Bob Bauer instructs every new manager who joins L.B. Foster Co. to have a bias for action, especially when it comes to problems.
“There’s always things that happen that are unanticipated, and what you want to do is not sit on problems. You want to allow these problems to surface, and don’t be embarrassed by them,” he says. “Act on them, ask for help and get the organization rallied around fixing them — and fixing them as quickly as possible.”
That bias for action also can be applied to seizing opportunities, which is how the president and CEO has helped the $600 million company begin transitioning to become a solutions-based provider from its product-centric past.
Seven years ago, Bauer joined L.B. Foster — which operates individual business units that specialize in rail, construction and energy — returning to the city of his birth, 32 years after he left. It was his first CEO role, but the board wanted to pursue a more aggressive growth strategy, and the directors felt Bauer was the right person for the job.
Responsibility wasn’t new to Bauer, who led a business group at Emerson Network Power (now Vertiv) with more than $3 billion in annual sales. He says when you step into the CEO role, a lot of things need to go right. The pressure is high, especially at a company more than 100 years old.
You live by the philosophy that people depend on the company, Bauer says. And you, as the CEO, are responsible for not messing that up.
“When I wake up every day, I’m thinking about the 1,800 people that work for this company,” he says.
Bauer was charged with creating a strategic plan to take the business into a new era — one where a more diversified organization isn’t as dependent on commoditized products and cyclical markets. That could be achieved through three components: moving into adjacent markets by acquiring companies, organic growth through new product innovation and improved profitability with continuous improvement programs.
Because the management team was largely intact, Bauer says they were able to help create the plans to accelerate growth and take advantage of opportunities — something L.B. Foster hadn’t always done in the past.
Look within and without
Most of the ideas L.B. Foster has implemented have come from the people within the organization.

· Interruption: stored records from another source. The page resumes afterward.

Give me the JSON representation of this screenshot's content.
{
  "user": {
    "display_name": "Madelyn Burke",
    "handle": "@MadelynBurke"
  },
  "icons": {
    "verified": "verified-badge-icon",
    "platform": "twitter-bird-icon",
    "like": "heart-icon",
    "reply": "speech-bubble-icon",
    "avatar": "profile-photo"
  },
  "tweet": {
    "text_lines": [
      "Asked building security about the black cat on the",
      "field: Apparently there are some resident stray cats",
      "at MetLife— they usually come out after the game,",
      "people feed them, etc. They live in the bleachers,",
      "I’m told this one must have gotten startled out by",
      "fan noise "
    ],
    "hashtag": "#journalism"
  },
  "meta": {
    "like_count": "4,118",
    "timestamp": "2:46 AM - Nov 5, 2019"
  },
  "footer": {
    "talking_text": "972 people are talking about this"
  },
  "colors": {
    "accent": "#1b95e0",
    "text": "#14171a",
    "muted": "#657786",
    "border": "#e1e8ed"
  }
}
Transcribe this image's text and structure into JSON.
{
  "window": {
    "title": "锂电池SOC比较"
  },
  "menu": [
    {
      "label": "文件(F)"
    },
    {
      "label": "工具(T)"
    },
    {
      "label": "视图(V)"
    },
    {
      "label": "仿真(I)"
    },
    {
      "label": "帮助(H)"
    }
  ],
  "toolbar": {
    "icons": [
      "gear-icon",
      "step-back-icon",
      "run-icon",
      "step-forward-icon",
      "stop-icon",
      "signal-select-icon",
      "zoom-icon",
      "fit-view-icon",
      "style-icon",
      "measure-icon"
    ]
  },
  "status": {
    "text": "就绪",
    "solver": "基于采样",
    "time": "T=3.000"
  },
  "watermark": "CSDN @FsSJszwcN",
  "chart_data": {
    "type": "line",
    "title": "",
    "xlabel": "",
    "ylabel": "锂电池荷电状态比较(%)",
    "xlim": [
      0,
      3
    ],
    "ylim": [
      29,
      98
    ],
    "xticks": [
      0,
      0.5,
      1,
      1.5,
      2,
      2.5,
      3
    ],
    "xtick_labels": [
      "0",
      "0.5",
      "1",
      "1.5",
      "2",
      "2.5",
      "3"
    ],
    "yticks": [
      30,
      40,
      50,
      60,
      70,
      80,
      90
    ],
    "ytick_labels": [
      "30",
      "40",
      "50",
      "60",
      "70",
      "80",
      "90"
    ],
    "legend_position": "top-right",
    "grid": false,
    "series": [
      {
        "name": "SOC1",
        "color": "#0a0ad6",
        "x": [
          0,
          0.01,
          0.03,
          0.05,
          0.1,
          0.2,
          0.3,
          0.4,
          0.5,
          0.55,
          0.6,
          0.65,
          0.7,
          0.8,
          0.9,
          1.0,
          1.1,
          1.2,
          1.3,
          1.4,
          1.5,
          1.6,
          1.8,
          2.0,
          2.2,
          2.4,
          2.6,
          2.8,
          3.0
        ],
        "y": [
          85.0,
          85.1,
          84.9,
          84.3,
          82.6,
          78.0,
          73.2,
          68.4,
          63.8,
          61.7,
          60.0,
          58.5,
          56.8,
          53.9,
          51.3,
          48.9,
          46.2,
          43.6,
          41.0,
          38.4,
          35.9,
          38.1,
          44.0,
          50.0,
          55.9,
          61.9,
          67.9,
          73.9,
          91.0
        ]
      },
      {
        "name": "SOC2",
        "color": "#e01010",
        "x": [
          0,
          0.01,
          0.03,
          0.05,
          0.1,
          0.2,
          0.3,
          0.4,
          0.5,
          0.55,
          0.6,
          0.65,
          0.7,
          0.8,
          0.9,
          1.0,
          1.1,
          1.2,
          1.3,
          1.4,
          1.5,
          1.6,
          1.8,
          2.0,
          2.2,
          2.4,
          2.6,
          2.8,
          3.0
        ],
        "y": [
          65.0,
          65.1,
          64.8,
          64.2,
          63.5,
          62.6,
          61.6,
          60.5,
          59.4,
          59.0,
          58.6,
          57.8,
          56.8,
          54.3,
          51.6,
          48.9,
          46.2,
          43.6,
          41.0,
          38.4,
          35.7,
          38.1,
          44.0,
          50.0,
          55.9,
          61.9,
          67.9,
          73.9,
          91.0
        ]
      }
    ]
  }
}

Bauer knew it would take him about two years to learn about new markets like tubular, the tubes used in oil and gas production. So from the start, he’s leaned on the employees.
“You create a process with a strategic planning process to really mine the organization for the ideas that maybe we haven’t capitalized on the past, or maybe it’s just surfaced because of changing conditions in the marketplace,” he says.